[Items listed in a dataset]

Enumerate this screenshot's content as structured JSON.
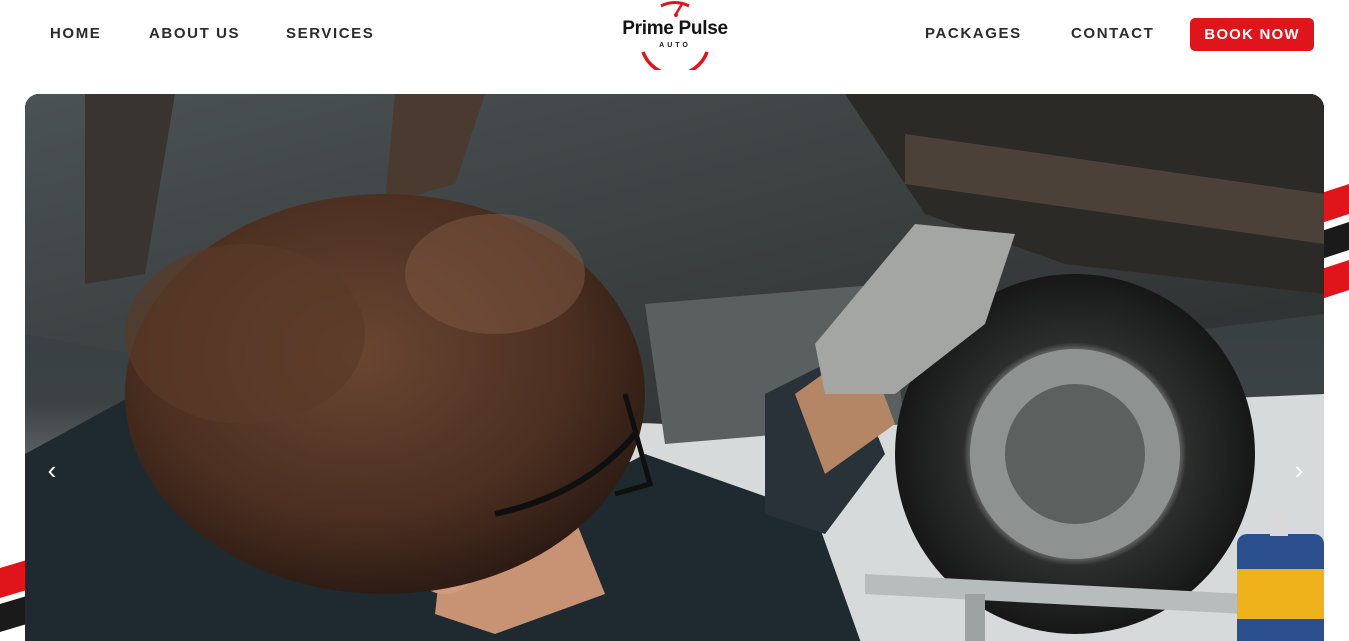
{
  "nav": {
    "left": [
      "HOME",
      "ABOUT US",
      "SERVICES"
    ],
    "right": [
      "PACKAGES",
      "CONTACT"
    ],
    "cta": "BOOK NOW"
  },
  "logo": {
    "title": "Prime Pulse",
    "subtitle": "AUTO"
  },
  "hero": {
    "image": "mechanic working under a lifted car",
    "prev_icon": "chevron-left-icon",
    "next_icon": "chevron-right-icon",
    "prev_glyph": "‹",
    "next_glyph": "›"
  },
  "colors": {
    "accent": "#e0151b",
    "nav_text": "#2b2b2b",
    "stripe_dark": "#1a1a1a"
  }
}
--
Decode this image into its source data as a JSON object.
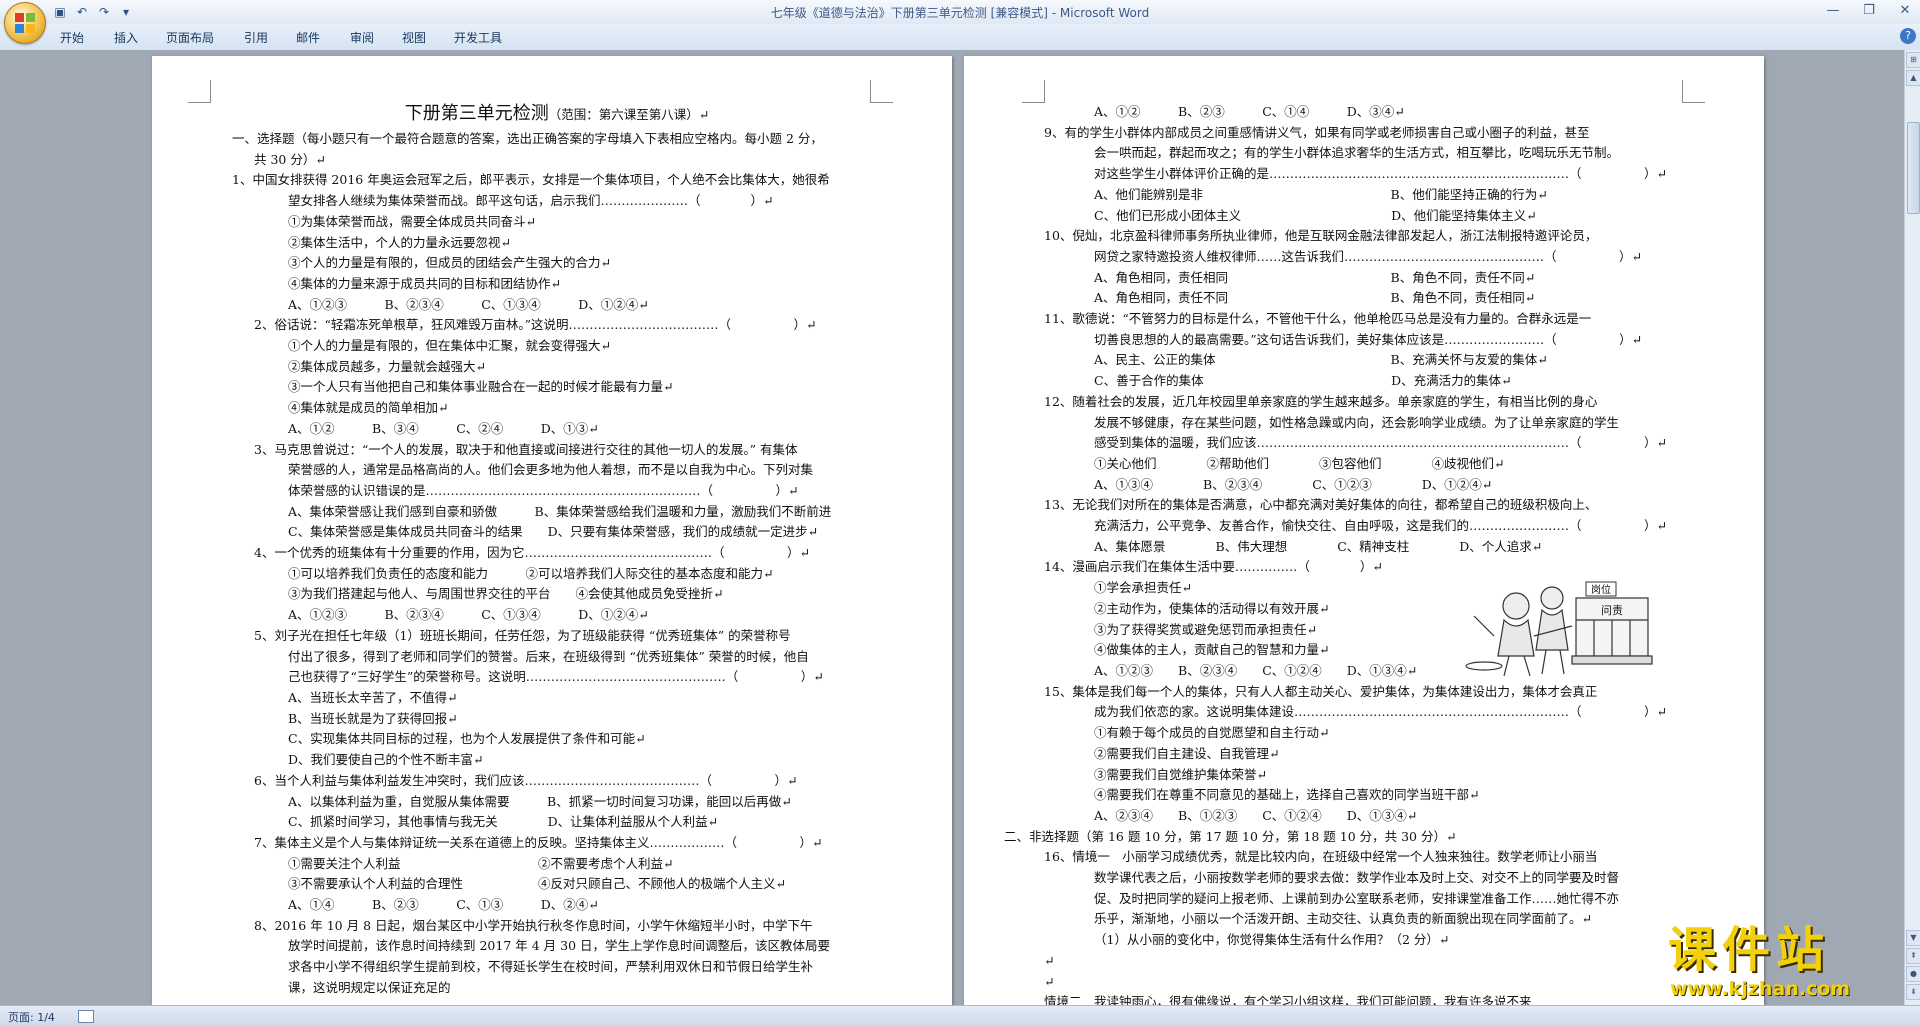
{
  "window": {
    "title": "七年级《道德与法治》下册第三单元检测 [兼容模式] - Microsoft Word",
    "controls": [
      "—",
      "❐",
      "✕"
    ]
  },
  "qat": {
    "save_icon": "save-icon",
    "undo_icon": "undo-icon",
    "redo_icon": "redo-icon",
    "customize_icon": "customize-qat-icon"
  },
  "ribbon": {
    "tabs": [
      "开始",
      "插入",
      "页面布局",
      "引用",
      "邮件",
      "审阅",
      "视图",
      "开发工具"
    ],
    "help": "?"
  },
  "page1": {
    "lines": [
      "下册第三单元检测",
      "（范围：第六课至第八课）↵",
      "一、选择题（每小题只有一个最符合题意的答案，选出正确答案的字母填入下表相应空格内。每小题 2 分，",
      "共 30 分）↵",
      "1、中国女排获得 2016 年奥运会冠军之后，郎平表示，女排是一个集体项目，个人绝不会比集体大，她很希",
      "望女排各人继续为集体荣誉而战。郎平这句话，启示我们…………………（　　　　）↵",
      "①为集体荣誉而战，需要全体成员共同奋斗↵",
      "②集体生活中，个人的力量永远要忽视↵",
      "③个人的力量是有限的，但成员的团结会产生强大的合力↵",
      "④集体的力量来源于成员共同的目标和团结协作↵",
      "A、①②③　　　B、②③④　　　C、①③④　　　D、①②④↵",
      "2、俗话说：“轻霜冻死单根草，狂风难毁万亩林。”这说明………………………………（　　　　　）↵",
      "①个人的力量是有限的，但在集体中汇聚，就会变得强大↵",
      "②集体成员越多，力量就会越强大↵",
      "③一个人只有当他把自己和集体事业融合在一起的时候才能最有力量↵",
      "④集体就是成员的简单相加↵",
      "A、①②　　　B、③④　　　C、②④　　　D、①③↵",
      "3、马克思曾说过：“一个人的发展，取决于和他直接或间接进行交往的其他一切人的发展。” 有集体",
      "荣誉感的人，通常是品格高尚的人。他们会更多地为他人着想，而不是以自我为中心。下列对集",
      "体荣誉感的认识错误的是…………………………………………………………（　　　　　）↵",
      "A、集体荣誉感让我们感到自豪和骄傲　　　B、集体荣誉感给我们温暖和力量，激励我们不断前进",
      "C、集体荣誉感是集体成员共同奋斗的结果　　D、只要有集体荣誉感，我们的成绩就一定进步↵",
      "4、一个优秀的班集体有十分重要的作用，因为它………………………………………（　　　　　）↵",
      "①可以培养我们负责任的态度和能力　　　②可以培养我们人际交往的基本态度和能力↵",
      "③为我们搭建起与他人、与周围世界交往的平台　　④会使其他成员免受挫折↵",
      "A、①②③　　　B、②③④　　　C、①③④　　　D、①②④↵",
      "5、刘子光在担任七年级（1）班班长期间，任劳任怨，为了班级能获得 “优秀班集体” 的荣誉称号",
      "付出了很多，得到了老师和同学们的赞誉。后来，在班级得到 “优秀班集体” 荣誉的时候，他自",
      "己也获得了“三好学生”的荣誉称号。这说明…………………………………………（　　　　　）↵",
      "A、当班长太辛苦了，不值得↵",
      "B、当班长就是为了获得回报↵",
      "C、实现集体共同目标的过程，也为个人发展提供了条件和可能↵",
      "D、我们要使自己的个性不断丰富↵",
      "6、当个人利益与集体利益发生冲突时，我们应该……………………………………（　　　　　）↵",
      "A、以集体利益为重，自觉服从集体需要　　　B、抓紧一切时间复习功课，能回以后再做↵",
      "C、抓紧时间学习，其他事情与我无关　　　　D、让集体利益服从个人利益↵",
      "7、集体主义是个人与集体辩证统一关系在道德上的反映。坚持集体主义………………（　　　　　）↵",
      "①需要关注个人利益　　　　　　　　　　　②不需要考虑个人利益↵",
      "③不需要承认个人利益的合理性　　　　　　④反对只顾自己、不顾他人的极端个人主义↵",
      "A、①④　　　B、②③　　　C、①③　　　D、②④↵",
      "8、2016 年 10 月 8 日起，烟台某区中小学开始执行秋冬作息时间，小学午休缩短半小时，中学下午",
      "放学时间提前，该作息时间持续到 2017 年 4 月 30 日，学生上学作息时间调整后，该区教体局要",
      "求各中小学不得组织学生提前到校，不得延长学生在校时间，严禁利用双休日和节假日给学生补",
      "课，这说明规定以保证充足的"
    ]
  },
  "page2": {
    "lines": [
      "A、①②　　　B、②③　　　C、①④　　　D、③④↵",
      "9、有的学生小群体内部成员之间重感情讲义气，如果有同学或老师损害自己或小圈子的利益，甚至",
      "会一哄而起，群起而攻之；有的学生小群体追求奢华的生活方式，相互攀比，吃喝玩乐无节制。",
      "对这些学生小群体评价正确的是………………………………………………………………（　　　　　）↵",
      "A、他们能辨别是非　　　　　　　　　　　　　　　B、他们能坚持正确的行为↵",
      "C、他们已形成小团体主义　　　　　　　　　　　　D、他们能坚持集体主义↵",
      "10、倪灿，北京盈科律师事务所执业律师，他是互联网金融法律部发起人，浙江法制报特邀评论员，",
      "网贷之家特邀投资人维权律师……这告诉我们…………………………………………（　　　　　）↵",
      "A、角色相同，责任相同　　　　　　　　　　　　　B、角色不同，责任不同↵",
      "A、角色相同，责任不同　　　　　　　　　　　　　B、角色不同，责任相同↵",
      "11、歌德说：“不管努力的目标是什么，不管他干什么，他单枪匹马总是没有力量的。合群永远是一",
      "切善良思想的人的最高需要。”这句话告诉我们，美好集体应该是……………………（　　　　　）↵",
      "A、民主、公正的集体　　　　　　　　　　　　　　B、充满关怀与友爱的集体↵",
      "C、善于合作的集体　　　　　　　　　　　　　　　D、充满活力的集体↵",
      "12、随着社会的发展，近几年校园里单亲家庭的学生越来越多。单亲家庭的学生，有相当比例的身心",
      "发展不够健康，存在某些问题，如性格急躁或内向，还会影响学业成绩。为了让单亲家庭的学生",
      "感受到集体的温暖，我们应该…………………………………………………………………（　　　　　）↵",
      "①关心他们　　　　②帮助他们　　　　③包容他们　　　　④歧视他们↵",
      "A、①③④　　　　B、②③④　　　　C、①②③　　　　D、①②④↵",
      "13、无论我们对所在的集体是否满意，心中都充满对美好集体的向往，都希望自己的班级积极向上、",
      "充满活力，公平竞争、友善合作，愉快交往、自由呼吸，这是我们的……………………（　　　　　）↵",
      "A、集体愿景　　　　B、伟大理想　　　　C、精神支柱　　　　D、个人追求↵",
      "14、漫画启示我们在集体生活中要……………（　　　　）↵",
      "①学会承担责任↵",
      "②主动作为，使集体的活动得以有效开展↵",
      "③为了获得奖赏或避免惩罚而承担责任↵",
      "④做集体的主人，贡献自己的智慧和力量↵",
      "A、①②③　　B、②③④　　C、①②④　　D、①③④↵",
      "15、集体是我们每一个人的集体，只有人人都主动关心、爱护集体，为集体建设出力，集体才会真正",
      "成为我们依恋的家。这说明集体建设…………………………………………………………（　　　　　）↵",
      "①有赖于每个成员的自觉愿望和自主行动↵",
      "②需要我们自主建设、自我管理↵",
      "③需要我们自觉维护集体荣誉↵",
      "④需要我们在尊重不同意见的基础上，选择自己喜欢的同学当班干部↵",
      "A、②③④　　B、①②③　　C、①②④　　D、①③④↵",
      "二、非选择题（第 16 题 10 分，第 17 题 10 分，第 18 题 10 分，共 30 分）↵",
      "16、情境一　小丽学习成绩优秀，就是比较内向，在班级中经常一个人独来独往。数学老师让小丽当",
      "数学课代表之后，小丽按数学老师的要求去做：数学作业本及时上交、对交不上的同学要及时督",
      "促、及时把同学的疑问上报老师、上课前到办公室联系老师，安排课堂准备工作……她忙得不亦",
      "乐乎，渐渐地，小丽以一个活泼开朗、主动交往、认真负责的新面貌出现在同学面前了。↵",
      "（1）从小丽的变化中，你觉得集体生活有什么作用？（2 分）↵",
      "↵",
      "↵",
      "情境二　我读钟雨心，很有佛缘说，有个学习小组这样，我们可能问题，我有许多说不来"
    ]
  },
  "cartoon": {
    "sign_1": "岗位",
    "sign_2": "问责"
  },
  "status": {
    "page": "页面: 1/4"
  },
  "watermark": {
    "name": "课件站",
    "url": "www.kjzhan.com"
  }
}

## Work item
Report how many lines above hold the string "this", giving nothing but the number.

## Solution below
2